Content starts

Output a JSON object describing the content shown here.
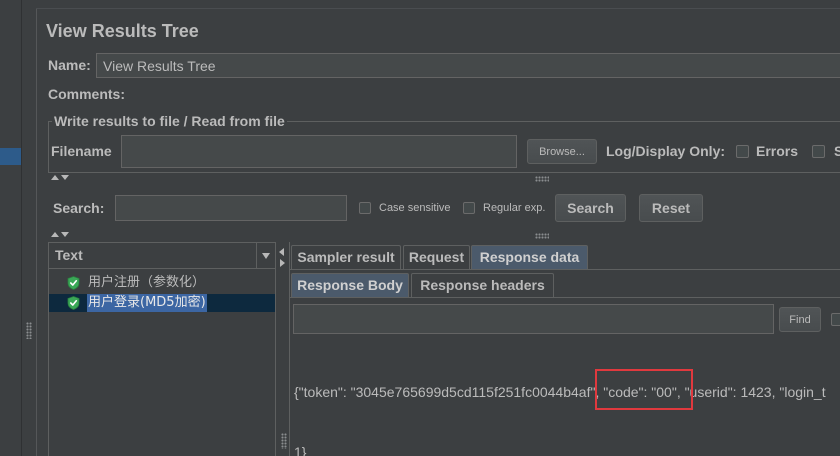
{
  "window": {
    "title": "View Results Tree"
  },
  "name_field": {
    "label": "Name:",
    "value": "View Results Tree"
  },
  "comments_field": {
    "label": "Comments:",
    "value": ""
  },
  "file_group": {
    "legend": "Write results to file / Read from file",
    "filename_label": "Filename",
    "filename_value": "",
    "browse_label": "Browse...",
    "log_display_label": "Log/Display Only:",
    "errors_label": "Errors",
    "errors_checked": false,
    "successes_label": "S",
    "successes_checked": false
  },
  "search": {
    "label": "Search:",
    "value": "",
    "case_sensitive_label": "Case sensitive",
    "case_sensitive_checked": false,
    "regex_label": "Regular exp.",
    "regex_checked": false,
    "search_button": "Search",
    "reset_button": "Reset"
  },
  "results_tree": {
    "renderer": "Text",
    "items": [
      {
        "label": "用户注册（参数化）",
        "icon": "success-shield-icon",
        "selected": false
      },
      {
        "label": "用户登录(MD5加密)",
        "icon": "success-shield-icon",
        "selected": true
      }
    ]
  },
  "tabs": {
    "items": [
      "Sampler result",
      "Request",
      "Response data"
    ],
    "selected": 2
  },
  "response_tabs": {
    "items": [
      "Response Body",
      "Response headers"
    ],
    "selected": 0
  },
  "response_find": {
    "value": "",
    "button": "Find"
  },
  "response_body": {
    "line1_before": "{\"token\": \"3045e765699d5cd115f251fc0044b4af\", ",
    "line1_highlight": "\"code\": \"00\"",
    "line1_after": ", \"userid\": 1423, \"login_t",
    "line2": "1}"
  },
  "icons": {
    "result_status": "success-shield-icon",
    "renderer_dropdown": "chevron-down-icon",
    "splitter": "splitter-grip-icon"
  },
  "colors": {
    "background": "#3c3f41",
    "text": "#bbbbbb",
    "field": "#45494a",
    "row_selection": "#0d293e",
    "label_selection": "#3c66a3",
    "tab_selected": "#4b5a6b",
    "success": "#3aa757",
    "annotation": "#e0393e"
  }
}
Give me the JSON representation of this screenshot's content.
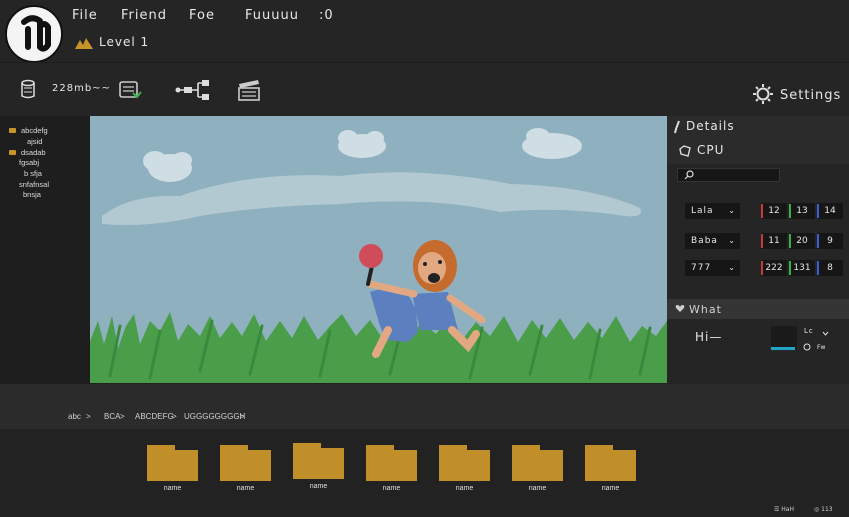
{
  "menu": [
    {
      "label": "File"
    },
    {
      "label": "Friend"
    },
    {
      "label": "Foe"
    },
    {
      "label": "Fuuuuu"
    },
    {
      "label": ":0"
    }
  ],
  "level": {
    "label": "Level 1"
  },
  "toolbar": {
    "items": [
      {
        "icon": "save-icon"
      },
      {
        "label": "228mb~~",
        "icon": "blueprint-icon"
      },
      {
        "icon": "node-graph-icon"
      },
      {
        "icon": "clapperboard-icon"
      }
    ],
    "settings_label": "Settings"
  },
  "outliner": {
    "items": [
      {
        "label": "abcdefg",
        "folder": true
      },
      {
        "label": "ajsid",
        "folder": false
      },
      {
        "label": "dsadab",
        "folder": true
      },
      {
        "label": "fgsabj",
        "folder": false
      },
      {
        "label": "b sfja",
        "folder": false
      },
      {
        "label": "snfafnsal",
        "folder": false
      },
      {
        "label": "bnsja",
        "folder": false
      }
    ]
  },
  "details": {
    "title": "Details",
    "subtitle": "CPU",
    "search_placeholder": "",
    "rows": [
      {
        "dropdown": "Lala",
        "values": [
          "12",
          "13",
          "14"
        ]
      },
      {
        "dropdown": "Baba",
        "values": [
          "11",
          "20",
          "9"
        ]
      },
      {
        "dropdown": "777",
        "values": [
          "222",
          "131",
          "8"
        ]
      }
    ],
    "axis_colors": [
      "#c23a3a",
      "#3ab04a",
      "#3a5fd0"
    ],
    "what_label": "What",
    "hi_label": "Hi—",
    "mini_label": "Lc",
    "mini_sub": "Fw"
  },
  "breadcrumb": [
    "abc",
    "BCA",
    "ABCDEFG",
    "UGGGGGGGGH"
  ],
  "breadcrumb_sep": ">",
  "folders": [
    "name",
    "name",
    "name",
    "name",
    "name",
    "name",
    "name"
  ],
  "footer": {
    "left": "HaH",
    "right": "113"
  },
  "colors": {
    "folder": "#c08f2a",
    "sky": "#8fb1bf",
    "grass": "#4a9e4a",
    "accent": "#1ea5c8"
  }
}
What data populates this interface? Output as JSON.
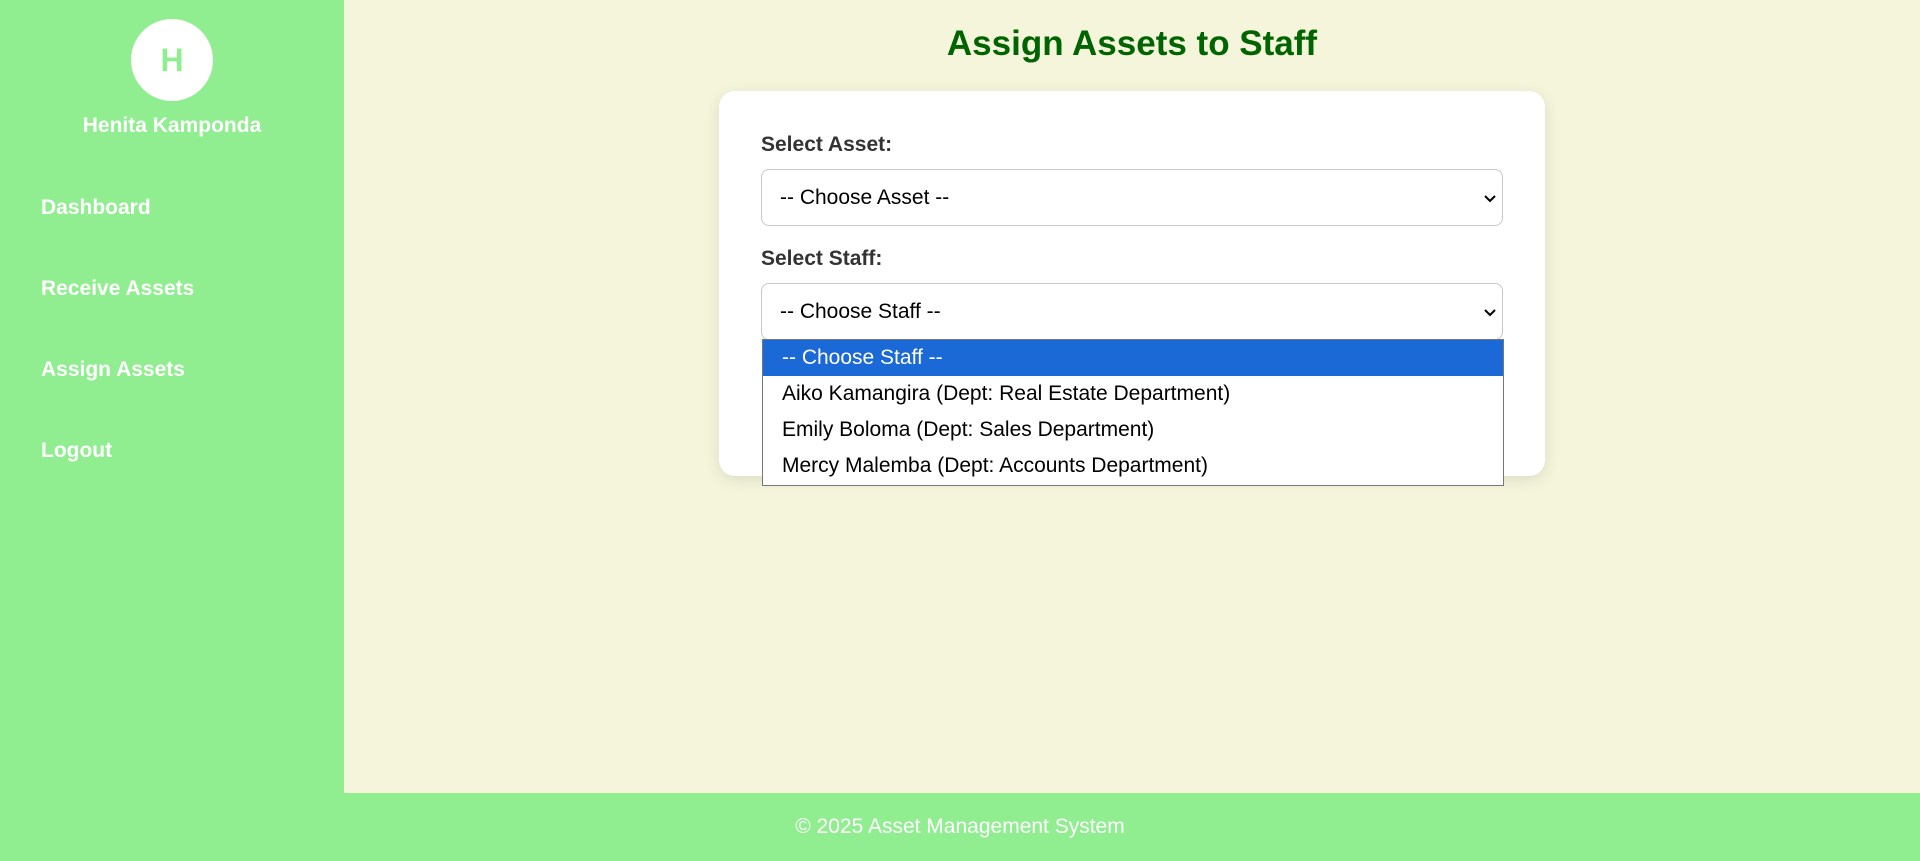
{
  "sidebar": {
    "avatar_initial": "H",
    "username": "Henita Kamponda",
    "nav": [
      {
        "label": "Dashboard"
      },
      {
        "label": "Receive Assets"
      },
      {
        "label": "Assign Assets"
      },
      {
        "label": "Logout"
      }
    ]
  },
  "main": {
    "title": "Assign Assets to Staff",
    "form": {
      "asset_label": "Select Asset:",
      "asset_value": "-- Choose Asset --",
      "staff_label": "Select Staff:",
      "staff_value": "-- Choose Staff --"
    }
  },
  "dropdown": {
    "options": [
      {
        "label": "-- Choose Staff --",
        "selected": true
      },
      {
        "label": "Aiko Kamangira (Dept: Real Estate Department)",
        "selected": false
      },
      {
        "label": "Emily Boloma (Dept: Sales Department)",
        "selected": false
      },
      {
        "label": "Mercy Malemba (Dept: Accounts Department)",
        "selected": false
      }
    ]
  },
  "footer": {
    "text": "© 2025 Asset Management System"
  },
  "colors": {
    "sidebar_bg": "#90ee90",
    "page_bg": "#f5f5dc",
    "title": "#006400",
    "selected_option_bg": "#1a69d6"
  }
}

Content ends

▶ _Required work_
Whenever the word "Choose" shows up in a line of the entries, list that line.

▶ _Answer below_
      "asset_value": "-- Choose Asset --",
      "staff_value": "-- Choose Staff --"
        "label": "-- Choose Staff --",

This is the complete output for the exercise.